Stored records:
+ + + + +

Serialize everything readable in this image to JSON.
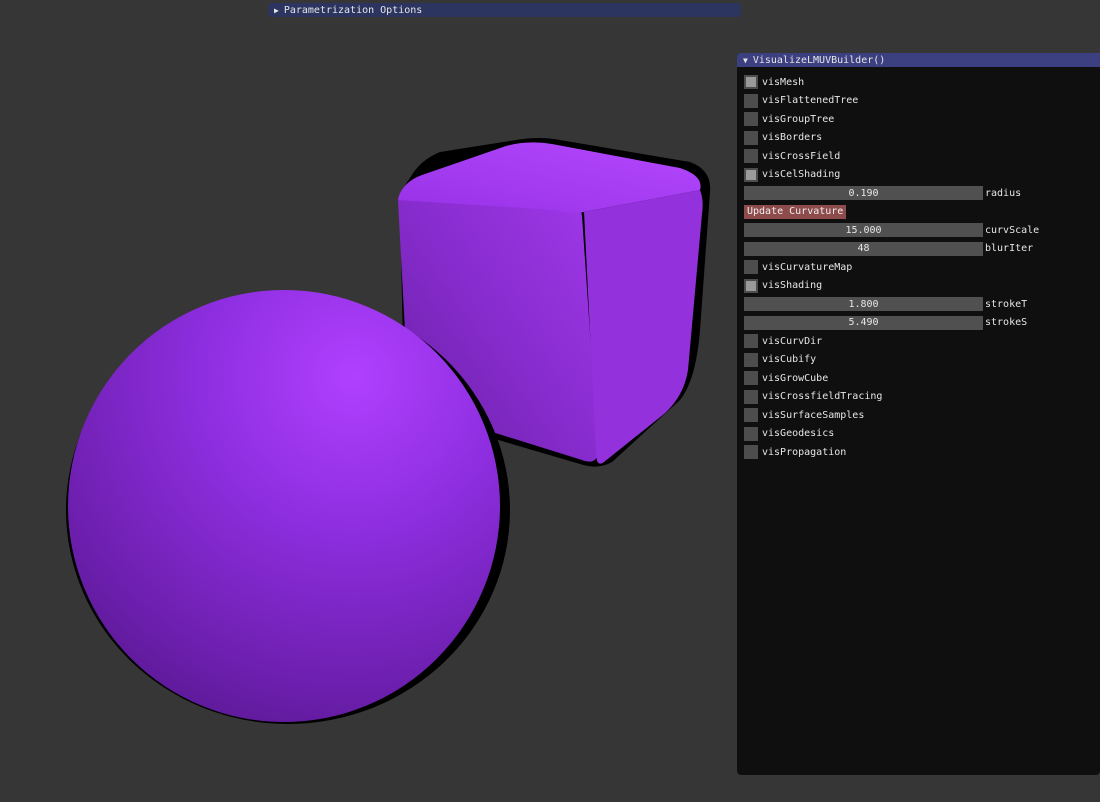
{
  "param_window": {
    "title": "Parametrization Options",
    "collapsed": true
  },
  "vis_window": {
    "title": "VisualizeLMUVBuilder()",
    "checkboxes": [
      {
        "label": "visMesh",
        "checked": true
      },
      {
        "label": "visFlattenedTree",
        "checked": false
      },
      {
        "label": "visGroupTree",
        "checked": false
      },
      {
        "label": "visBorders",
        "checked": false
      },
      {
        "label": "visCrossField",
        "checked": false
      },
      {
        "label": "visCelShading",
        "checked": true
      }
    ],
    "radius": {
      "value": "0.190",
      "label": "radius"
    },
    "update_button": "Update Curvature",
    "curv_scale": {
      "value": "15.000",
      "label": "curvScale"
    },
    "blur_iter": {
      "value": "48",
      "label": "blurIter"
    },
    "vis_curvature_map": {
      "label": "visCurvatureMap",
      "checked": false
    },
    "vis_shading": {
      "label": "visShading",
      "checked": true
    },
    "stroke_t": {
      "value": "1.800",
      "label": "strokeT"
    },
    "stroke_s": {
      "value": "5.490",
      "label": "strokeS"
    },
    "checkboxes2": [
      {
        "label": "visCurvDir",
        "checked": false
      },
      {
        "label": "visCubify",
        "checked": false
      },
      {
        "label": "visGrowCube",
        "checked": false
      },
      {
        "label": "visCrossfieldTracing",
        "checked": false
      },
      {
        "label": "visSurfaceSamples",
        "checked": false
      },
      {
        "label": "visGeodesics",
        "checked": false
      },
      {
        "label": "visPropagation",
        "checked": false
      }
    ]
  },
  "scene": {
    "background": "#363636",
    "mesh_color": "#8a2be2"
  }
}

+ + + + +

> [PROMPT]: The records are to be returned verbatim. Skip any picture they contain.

> [SOLVED EXERCISE]:
Serialize everything readable in this image to JSON.
{
  "param_window": {
    "title": "Parametrization Options",
    "collapsed": true
  },
  "vis_window": {
    "title": "VisualizeLMUVBuilder()",
    "checkboxes": [
      {
        "label": "visMesh",
        "checked": true
      },
      {
        "label": "visFlattenedTree",
        "checked": false
      },
      {
        "label": "visGroupTree",
        "checked": false
      },
      {
        "label": "visBorders",
        "checked": false
      },
      {
        "label": "visCrossField",
        "checked": false
      },
      {
        "label": "visCelShading",
        "checked": true
      }
    ],
    "radius": {
      "value": "0.190",
      "label": "radius"
    },
    "update_button": "Update Curvature",
    "curv_scale": {
      "value": "15.000",
      "label": "curvScale"
    },
    "blur_iter": {
      "value": "48",
      "label": "blurIter"
    },
    "vis_curvature_map": {
      "label": "visCurvatureMap",
      "checked": false
    },
    "vis_shading": {
      "label": "visShading",
      "checked": true
    },
    "stroke_t": {
      "value": "1.800",
      "label": "strokeT"
    },
    "stroke_s": {
      "value": "5.490",
      "label": "strokeS"
    },
    "checkboxes2": [
      {
        "label": "visCurvDir",
        "checked": false
      },
      {
        "label": "visCubify",
        "checked": false
      },
      {
        "label": "visGrowCube",
        "checked": false
      },
      {
        "label": "visCrossfieldTracing",
        "checked": false
      },
      {
        "label": "visSurfaceSamples",
        "checked": false
      },
      {
        "label": "visGeodesics",
        "checked": false
      },
      {
        "label": "visPropagation",
        "checked": false
      }
    ]
  },
  "scene": {
    "background": "#363636",
    "mesh_color": "#8a2be2"
  }
}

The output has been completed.